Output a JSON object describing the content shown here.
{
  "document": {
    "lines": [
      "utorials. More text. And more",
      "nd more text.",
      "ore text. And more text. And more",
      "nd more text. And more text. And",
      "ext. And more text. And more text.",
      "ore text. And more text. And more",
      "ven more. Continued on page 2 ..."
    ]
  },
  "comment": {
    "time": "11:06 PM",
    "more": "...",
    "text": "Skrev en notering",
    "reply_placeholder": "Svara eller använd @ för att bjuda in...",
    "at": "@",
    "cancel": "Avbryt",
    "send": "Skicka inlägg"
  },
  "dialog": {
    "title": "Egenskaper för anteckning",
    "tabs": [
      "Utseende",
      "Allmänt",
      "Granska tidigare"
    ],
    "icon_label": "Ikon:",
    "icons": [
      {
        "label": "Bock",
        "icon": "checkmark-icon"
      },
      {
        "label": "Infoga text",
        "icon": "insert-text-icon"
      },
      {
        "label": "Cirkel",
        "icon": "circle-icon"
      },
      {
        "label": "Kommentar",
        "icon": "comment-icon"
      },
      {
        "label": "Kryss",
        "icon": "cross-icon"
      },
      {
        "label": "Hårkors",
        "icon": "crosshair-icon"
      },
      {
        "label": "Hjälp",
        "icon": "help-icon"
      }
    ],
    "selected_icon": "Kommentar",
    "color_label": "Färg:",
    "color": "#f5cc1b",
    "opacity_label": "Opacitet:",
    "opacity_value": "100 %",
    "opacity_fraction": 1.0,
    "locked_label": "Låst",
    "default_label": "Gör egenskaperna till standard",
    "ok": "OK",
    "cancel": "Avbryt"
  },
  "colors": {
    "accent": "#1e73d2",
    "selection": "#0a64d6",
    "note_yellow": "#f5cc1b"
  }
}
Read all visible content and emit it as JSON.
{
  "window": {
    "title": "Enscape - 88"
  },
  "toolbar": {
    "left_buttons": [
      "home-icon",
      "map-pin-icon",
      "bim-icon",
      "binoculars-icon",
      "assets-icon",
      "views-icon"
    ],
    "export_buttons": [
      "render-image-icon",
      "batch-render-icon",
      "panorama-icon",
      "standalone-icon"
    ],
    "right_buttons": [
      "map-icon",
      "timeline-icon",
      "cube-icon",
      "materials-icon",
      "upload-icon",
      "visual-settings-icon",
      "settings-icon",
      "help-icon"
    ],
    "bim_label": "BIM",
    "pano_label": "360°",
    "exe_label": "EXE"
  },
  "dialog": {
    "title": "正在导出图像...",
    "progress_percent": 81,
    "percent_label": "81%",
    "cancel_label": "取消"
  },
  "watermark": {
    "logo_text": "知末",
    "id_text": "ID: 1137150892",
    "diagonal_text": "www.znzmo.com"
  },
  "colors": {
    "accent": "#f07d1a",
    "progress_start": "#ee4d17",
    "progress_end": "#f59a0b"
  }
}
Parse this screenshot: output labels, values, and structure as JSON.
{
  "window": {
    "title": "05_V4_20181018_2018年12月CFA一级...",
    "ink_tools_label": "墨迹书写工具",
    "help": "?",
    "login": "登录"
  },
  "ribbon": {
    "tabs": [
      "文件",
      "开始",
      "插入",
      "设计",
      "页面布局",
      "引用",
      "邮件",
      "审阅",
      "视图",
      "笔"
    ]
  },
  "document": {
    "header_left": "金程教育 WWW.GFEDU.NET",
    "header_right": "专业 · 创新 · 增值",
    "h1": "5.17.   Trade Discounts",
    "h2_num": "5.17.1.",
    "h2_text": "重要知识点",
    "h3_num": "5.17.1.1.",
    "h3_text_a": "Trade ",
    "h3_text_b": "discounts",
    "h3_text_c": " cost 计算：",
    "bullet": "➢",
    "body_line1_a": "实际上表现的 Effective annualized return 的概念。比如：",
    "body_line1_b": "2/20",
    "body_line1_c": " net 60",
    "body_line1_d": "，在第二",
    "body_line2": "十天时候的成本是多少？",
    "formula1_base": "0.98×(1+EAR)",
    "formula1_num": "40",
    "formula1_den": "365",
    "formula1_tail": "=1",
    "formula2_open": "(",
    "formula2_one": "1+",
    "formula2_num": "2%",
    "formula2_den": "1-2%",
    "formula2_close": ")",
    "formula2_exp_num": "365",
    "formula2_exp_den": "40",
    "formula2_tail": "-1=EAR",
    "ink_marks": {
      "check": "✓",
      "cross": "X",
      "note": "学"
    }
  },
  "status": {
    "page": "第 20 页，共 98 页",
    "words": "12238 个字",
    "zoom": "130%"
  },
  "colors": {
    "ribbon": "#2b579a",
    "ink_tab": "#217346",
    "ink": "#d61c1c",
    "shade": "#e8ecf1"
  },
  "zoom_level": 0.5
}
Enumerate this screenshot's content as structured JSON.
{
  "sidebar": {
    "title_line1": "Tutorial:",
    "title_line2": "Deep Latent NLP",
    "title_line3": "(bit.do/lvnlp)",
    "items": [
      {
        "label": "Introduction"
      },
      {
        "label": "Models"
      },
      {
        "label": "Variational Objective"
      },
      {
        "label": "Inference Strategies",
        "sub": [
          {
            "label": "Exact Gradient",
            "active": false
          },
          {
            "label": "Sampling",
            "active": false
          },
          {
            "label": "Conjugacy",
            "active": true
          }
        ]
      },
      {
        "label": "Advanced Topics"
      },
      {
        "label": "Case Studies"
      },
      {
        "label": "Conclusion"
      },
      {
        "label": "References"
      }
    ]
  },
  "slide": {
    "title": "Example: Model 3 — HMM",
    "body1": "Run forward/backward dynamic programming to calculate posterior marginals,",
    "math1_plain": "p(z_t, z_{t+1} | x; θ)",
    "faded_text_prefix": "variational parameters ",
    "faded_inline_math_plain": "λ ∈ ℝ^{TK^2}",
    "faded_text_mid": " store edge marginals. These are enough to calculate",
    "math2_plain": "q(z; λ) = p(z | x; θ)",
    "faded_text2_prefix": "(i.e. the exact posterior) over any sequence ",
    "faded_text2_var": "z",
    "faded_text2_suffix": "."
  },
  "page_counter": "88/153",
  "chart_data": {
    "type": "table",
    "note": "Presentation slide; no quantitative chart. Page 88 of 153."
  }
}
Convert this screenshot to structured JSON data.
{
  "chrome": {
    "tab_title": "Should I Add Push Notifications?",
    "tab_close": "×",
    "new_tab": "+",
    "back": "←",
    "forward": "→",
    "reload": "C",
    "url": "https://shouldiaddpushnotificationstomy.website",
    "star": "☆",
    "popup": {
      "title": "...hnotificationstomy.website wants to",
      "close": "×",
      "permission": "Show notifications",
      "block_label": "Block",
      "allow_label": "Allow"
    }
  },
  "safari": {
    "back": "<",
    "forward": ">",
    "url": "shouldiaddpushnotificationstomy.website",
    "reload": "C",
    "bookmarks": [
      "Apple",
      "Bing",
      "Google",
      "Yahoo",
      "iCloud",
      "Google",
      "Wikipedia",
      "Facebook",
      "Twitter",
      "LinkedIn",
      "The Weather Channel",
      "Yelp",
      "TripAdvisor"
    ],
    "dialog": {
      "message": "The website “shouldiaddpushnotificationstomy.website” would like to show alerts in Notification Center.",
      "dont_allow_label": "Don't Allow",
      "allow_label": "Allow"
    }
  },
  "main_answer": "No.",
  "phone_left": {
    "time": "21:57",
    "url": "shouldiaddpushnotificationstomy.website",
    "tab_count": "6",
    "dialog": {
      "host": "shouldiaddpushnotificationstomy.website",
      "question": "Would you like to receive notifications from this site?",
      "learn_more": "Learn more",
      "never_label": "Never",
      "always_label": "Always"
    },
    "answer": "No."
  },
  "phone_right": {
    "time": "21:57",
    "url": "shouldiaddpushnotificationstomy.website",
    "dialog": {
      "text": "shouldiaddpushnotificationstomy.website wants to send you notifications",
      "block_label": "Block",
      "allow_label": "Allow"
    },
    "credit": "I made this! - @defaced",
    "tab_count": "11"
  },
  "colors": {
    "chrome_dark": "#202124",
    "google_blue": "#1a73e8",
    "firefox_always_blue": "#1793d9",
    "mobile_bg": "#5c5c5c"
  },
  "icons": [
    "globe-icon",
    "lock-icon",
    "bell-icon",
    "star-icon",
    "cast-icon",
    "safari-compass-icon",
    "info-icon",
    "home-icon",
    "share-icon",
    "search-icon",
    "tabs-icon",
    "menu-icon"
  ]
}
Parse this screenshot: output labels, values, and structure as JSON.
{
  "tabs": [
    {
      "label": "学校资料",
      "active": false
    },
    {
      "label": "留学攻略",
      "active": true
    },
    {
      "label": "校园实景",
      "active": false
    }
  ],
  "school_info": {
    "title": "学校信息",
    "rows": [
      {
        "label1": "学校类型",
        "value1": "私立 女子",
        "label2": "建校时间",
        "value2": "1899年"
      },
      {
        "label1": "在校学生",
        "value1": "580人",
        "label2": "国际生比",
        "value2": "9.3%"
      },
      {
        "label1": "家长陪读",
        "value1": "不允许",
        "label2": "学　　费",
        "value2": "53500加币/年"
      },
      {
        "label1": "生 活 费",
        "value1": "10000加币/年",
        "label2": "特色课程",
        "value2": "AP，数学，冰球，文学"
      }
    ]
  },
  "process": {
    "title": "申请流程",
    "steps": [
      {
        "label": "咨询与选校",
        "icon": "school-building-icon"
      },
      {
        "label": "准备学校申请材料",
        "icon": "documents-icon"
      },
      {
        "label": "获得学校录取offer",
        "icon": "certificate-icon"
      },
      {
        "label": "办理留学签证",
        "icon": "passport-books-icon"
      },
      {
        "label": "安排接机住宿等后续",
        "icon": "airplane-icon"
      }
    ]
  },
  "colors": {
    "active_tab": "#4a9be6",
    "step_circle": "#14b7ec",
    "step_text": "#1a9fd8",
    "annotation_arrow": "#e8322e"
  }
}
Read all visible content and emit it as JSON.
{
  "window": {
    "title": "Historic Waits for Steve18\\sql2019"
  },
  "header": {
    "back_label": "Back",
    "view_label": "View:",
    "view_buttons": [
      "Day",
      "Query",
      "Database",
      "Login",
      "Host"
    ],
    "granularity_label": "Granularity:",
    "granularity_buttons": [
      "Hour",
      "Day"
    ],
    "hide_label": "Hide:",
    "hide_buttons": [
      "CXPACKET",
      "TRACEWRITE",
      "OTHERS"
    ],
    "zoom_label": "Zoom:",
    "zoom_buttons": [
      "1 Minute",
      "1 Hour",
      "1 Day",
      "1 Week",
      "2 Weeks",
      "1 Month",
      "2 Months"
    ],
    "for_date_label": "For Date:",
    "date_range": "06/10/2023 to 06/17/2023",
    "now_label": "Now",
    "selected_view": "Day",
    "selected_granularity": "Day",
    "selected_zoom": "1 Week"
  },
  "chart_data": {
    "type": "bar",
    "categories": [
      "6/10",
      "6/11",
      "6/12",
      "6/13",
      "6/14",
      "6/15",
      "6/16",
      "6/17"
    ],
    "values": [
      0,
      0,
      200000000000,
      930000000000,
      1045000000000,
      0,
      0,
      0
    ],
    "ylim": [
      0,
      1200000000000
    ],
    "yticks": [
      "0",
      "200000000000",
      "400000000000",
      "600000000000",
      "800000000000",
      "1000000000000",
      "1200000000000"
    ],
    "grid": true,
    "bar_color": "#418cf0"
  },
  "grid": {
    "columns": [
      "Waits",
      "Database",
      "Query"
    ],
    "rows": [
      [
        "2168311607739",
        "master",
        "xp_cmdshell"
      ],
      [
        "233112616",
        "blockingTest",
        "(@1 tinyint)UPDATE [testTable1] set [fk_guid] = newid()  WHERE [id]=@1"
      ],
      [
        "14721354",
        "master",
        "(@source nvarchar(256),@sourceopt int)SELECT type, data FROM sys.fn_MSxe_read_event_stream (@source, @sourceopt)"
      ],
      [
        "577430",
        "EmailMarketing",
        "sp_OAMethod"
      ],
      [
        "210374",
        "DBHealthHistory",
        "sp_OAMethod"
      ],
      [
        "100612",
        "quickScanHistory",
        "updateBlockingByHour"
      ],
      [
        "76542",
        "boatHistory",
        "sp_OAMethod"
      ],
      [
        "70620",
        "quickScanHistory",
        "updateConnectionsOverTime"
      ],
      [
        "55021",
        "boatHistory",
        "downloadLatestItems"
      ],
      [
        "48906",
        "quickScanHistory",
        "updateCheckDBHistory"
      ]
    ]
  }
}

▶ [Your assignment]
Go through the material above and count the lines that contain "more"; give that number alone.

▶ [Result below]
9